This volume contains selected papers given at the conference ‘Violence, Culture and Identity’ held at St Andrews University in 2003.
It contributes to the debate on the role of culture in propagating, mediating and controlling violence in society, concentrating on the relationship between culture and identity-formation in Germany and Austria from the Middle Ages to the present. Bringing together the work of twenty-two scholars with expertise in different literary and historical periods, the volume probes the complexities of representations of violence enacted and suffered, of affirmative and non-affirmative violence in text and visual form, revealing the often blurred line between victim and victimizer. Violence in its discursive and material forms is investigated, using the theoretical tools of sociology, post-colonial and gender studies, history and psychology as well as of literary criticism. The collection of essays focuses particularly on the relationship between war and identity, on 1970s terrorism and identity, on violence and the construction of gender, and on contemporary writing in German.
Oxford, Bern, Berlin, Bruxelles, Frankfurt am Main, New York, Wien, 2006. 432 pp.
Contents: Helen Chambers: Introduction – Helmut Kuzmics: Violence and pacification in Norbert Elias’s theory of civilization
– Anne Simon: Sharp tongues and sharper swords: violence towards women in the Ritter vom Turn – Ulrike Zitzlsperger:
Women’s identity and authoritarian force: women pamphleteers of the German reformation – Ritchie Robertson: ‘Die Menschen
zu ihrem Glück zwingen’: polemical and judicial violence in the Austrian enlightenment – R. H. Stephenson: Violence and aesthetic
identity in Weimar classicism – Laura Martin: The Jew in the Thorn Bush: German fairy tales and anti-semitism in the
late eighteenth and nineteenth centuries: Musäus, Naubert and the Grimms – Helen Chambers: Representations of colonial violence
in the poetry of Theodor Fontane – Michael Boehringer: Gender, identity and the function of violence in Ferdinand von Saar’s
Die Troglodytin – Malcolm Humble: From ‘the propaganda of the deed’ to the new community: the transformation of anarchism
in Germany 1880-1920 and its reflection in literature – Ingrid Sharp: Dangerous women: woman as sexual criminal in the Weimar
Republic – Michael Gratzke: Fire and blood: modernization, individuation and violence in German war literature – Maggie Sargeant:
Changing notions of identity: the German soldier of the Second World War – Mary Cosgrove: Bodies of violence, violated bodies:
the victimized victimizer in Albert Drach’s Holocaust autobiography – Clare Flanagan: Political violence and national identity
in Germany 1945 and 1989 – Sarah Colvin: ‘Wenn deine Identität Kampf ist’: violence, gendered language and identity in the

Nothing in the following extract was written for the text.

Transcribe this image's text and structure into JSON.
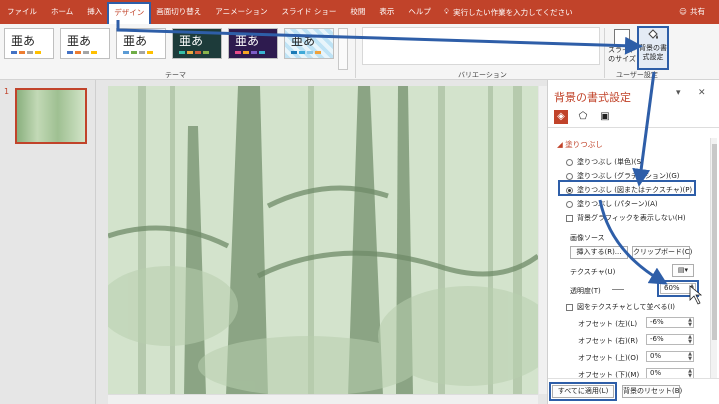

writing of Ulrike Marie Meinhof – Volker Langbehn: Deadly identity formations in Gert Heidenreich’s Füchse Jagen –
Henrik Pedersen: Terror on the stage: the German ‘Red Army Faction’ (RAF) as political performance – Rebecca Beard: ‘Sticks

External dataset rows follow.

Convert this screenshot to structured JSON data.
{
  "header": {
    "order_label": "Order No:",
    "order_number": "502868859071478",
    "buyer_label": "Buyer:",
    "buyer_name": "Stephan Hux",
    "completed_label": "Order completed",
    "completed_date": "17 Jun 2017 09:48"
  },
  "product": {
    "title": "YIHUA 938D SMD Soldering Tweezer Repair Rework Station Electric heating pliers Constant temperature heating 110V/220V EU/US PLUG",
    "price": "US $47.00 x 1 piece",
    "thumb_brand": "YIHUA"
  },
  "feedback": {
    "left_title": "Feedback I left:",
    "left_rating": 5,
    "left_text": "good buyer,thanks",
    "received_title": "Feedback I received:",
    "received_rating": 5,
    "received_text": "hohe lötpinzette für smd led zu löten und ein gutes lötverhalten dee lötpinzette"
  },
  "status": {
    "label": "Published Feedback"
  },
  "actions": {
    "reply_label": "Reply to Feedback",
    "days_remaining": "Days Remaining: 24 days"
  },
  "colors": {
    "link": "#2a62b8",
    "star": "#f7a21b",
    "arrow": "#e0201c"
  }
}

and stones may break my bones…’: the aesthetic enactment of violence in the work of Elfriede Jelinek – Petra M. Bagley: A
stolen childhood: the fact and fiction of ‘Schwarze Pädagogik’ – Monika Shafi: Spaces of violence: on the role of home, nature
and gender in narratives by Karen Duve and Felicitas Hoppe – Matthias Fiedler: Crossing the boundary of the other: identity
and physical violence in Georg Klein’s novel Libidissi – Christopher Jones: ‘Bestialisch dahingeschlachtet’: extreme
violence in German crime fiction.